Another aspect tracked by the researchers was C-reactive protein, an inflammation marker. It was found that participants with higher quantities of this protein saw an increased risk of breast, endometrial, colon, and liver cancer. However, people with consistently high or unmanaged metabolic syndrome but not elevated C-reactive protein had an elevated chance of developing kidney cancer.

Tomi Akinyemiju, PhD, a cancer epidemiologist at the Duke School of Medicine, explained that chronic inflammation, known to be linked with risk factors for cancer, can convert normal cells into tumor cells. Shi further said that people with metabolic syndrome can also develop hormone imbalances and insulin resistance, which can promote the progression of cancer.

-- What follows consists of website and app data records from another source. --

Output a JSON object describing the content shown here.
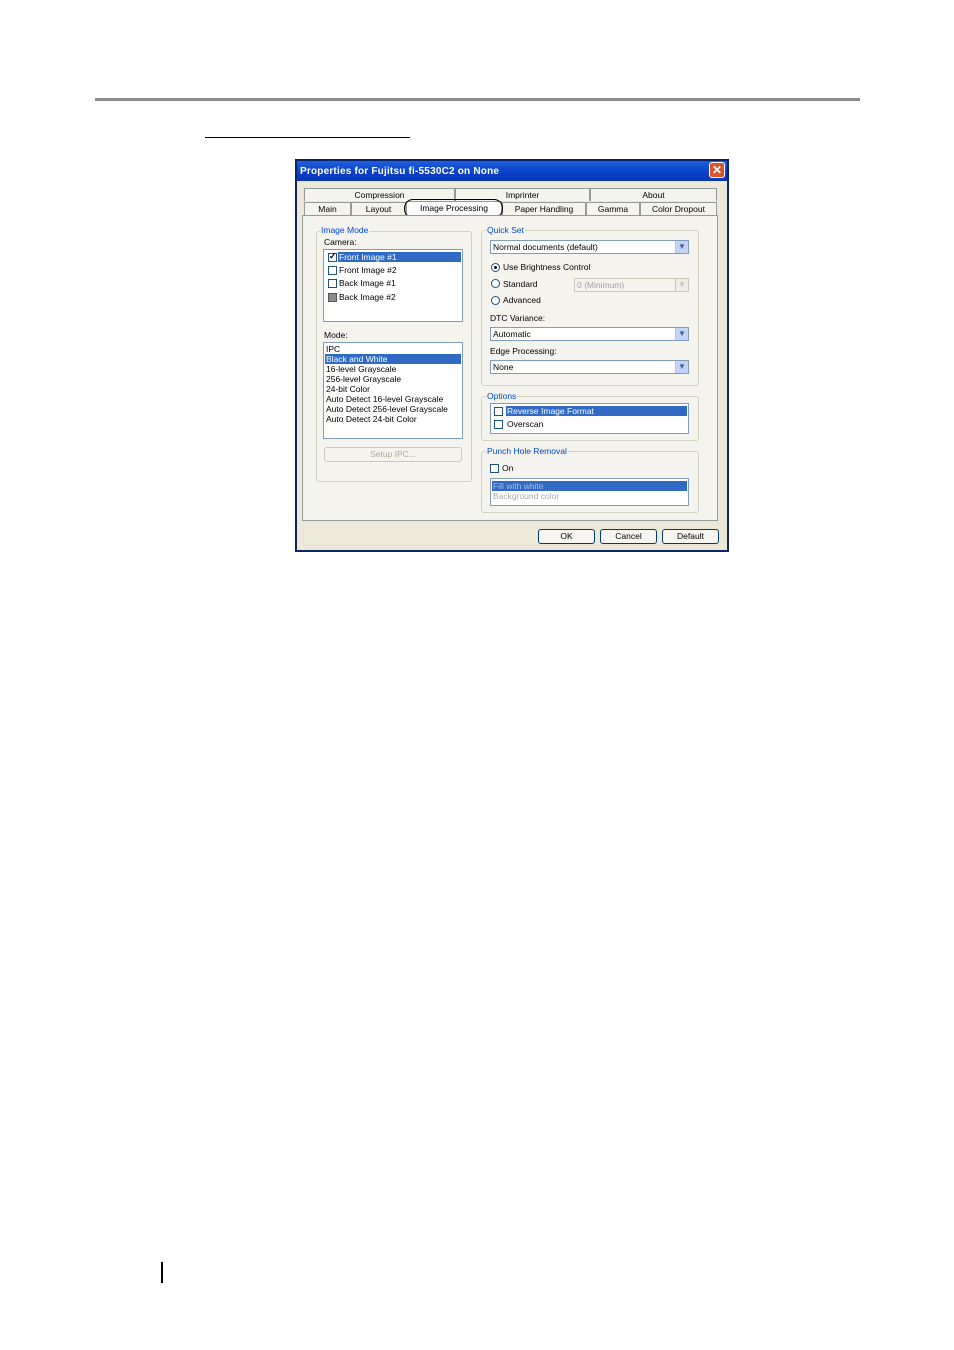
{
  "dialog": {
    "title": "Properties for Fujitsu fi-5530C2 on None",
    "close": "✕"
  },
  "tabs": {
    "row1": [
      "Compression",
      "Imprinter",
      "About"
    ],
    "row2": [
      "Main",
      "Layout",
      "Image Processing",
      "Paper Handling",
      "Gamma",
      "Color Dropout"
    ],
    "active": "Image Processing"
  },
  "image_mode": {
    "group_label": "Image Mode",
    "camera_label": "Camera:",
    "cameras": [
      {
        "label": "Front Image #1",
        "checked": true,
        "selected": true
      },
      {
        "label": "Front Image #2",
        "checked": false
      },
      {
        "label": "Back Image #1",
        "checked": false
      },
      {
        "label": "Back Image #2",
        "checked": false,
        "greyed": true
      }
    ],
    "mode_label": "Mode:",
    "modes": [
      "IPC",
      "Black and White",
      "16-level Grayscale",
      "256-level Grayscale",
      "24-bit Color",
      "Auto Detect 16-level Grayscale",
      "Auto Detect 256-level Grayscale",
      "Auto Detect 24-bit Color"
    ],
    "selected_mode": "Black and White",
    "setup_button": "Setup IPC..."
  },
  "quick_set": {
    "group_label": "Quick Set",
    "combo_value": "Normal documents (default)",
    "radio_brightness": "Use Brightness Control",
    "radio_standard": "Standard",
    "radio_advanced": "Advanced",
    "selected_radio": "Use Brightness Control",
    "standard_value": "0 (Minimum)",
    "dtc_label": "DTC Variance:",
    "dtc_value": "Automatic",
    "edge_label": "Edge Processing:",
    "edge_value": "None"
  },
  "options": {
    "group_label": "Options",
    "items": [
      {
        "label": "Reverse Image Format",
        "checked": false,
        "selected": true
      },
      {
        "label": "Overscan",
        "checked": false
      }
    ]
  },
  "punch_hole": {
    "group_label": "Punch Hole Removal",
    "on_label": "On",
    "on_checked": false,
    "fill_options": [
      "Fill with white",
      "Background color"
    ],
    "selected_fill": "Fill with white"
  },
  "buttons": {
    "ok": "OK",
    "cancel": "Cancel",
    "default": "Default"
  }
}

Though the study is somewhat limited as all the participants were from the same location in China, the findings are in line with prior studies from various locations including Europe, Israel, Mexico, West Africa, and the U.S.

Sonali Thosani, MD, from the University of Texas MD Anderson Cancer Center, warned that the study should be a concern for U.S. residents given the high rates of metabolic syndrome along with a typical American diet, which can heighten the risk of developing cancer.

While much research has concentrated on understanding the impact and effects of obesity, Akinyemiju stressed that studying how the collective conditions contribute to the disease risk is equally important. Treating metabolic syndrome is not clinically challenging, stated Akinyemiju, who also suggested that maintaining a healthy body weight can help prevent diseases—including for those not considered overweight.

“The more we can help people control diabetes, lipid levels, and blood pressure, the better,” Akinyemiju said. “These are conditions we know how to fix.”